Two stories about the callous indifference of some humans made headlines this week, and while the details are completely different, the protagonists’ blinkered view of the world unites them.
The first story was about a 23-year-old man who died during a marathon gaming session at an Internet cafe and whose body sat unremarked by other gamers for more than 12 hours. Police said they were surprised that the other patrons were barely disturbed from their screens while they conducted their investigation. It was that reluctance to stop playing that was offensive. One might also ask why police did not clear the venue, after taking the patrons’ details and statements, and make them go out into the real world.
However, far more disturbing were comments from China Times owner and Want Want Group chairman Tsai Eng-meng (蔡衍明), who made headlines this week for an interview published in the Washington Post on Jan. 21.
Tsai told the Post that he used to fear the Chinese Communist Party (CCP) and did not want to do business in China, but he changed his mind after the 1989 Tiananmen massacre, which he does not consider a massacre at all.
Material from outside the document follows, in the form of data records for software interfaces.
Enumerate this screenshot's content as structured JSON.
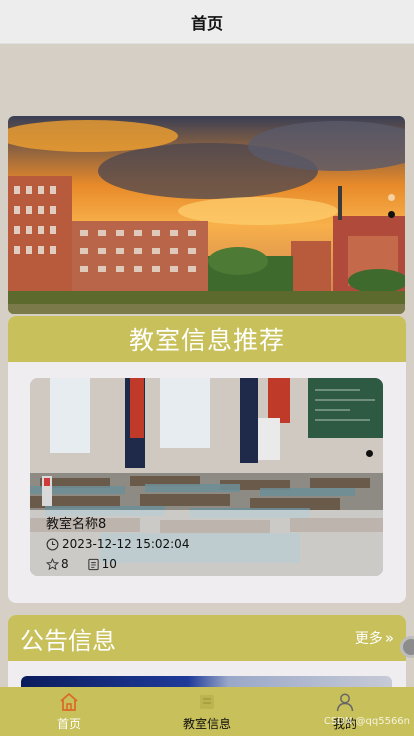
{
  "header": {
    "title": "首页"
  },
  "banner": {
    "slides": 2,
    "active_index": 1
  },
  "recommend": {
    "title": "教室信息推荐",
    "card": {
      "name": "教室名称8",
      "time": "2023-12-12 15:02:04",
      "favorites": "8",
      "views": "10"
    }
  },
  "notice": {
    "title": "公告信息",
    "more": "更多",
    "more_arrow": "»"
  },
  "tabbar": {
    "items": [
      {
        "label": "首页",
        "icon": "home-icon",
        "active": true
      },
      {
        "label": "教室信息",
        "icon": "classroom-icon",
        "active": false
      },
      {
        "label": "我的",
        "icon": "user-icon",
        "active": false
      }
    ]
  },
  "watermark": "CSDN @qq5566n",
  "colors": {
    "accent": "#c8c05a",
    "page_bg": "#d6cfc6",
    "header_bg": "#ededed",
    "card_bg": "#efedf0",
    "home_icon": "#d96b2a"
  }
}
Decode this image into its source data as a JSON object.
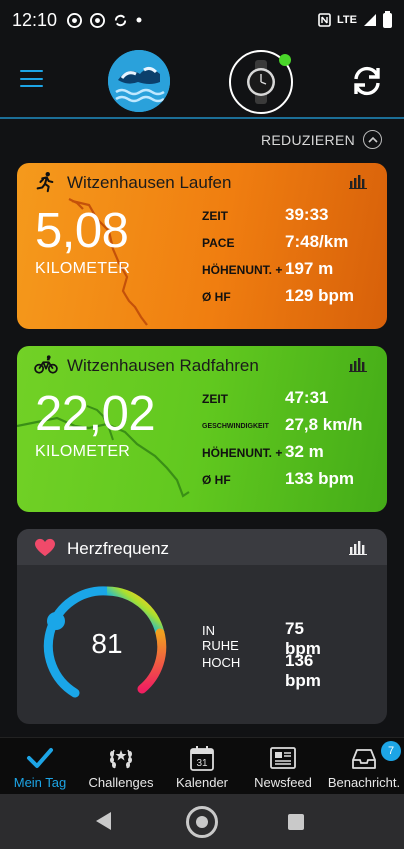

He said he was struck by the image of a lone man standing in front of a line of tanks and that the man wasn’t killed.
“I realized that not that many people could really have died,” he was quoted as saying.
Since he gained the spotlight with these comments, Tsai has said his remarks were taken out of context and he would ask the Post for a correction. One might ask why he took three weeks to realize that there was a problem with the story. Perhaps he was too busy jetting back and forth to China in his bright red corporate plane to have the Post story translated.
Or maybe he just dismissed it, just as he apparently dismissed other images from Tiananmen, of bicycles crushed under tank treads and pools of blood on the road, of wounded people being rushed to hospitals in wooden carts and on friends’ backs. One wonders just how many people would have to be killed before Tsai would consider it a massacre?
However, it was not just the comments about Tiananmen that were offensive. He also thinks that China “is very democratic in lots of places” and that elections are fine, but economics should come first.
“From the standpoint of ordinary people, the most important thing is to eat a little better, sleep a little better and be a little happier,” the Post quoted him as saying. No wonder he gets along so well with the CCP and wants to see Taiwan united with China as soon as possible. His vision of democracy is in sync with that of the CCP leadership.
Tsai may not think much of elections, but most Taiwanese value their hard-won chance to have a say about who governs them and how. Why should they go back into the dark ages of the Martial Law era, which is what Chinese rule would bring. It certainly would not make them sleep better or feel happier, no matter what Tsai thinks.
He also told the Post that he only wants to help Taiwan get over its wariness of China. What he does not seem to understand is that it is Beijing’s own actions — events like Tiananmen, the imprisonment of Nobel laureate Liu Xiaobo (劉曉波), the persecution of people like Ai Weiwei (艾未未), Gao Yaojie (高耀潔), Tibetan and Uighur rights activists and far too many others, the laughable system that Beijing calls its judiciary and the outright venality of CCP officials — that has made Taiwanese wary of China.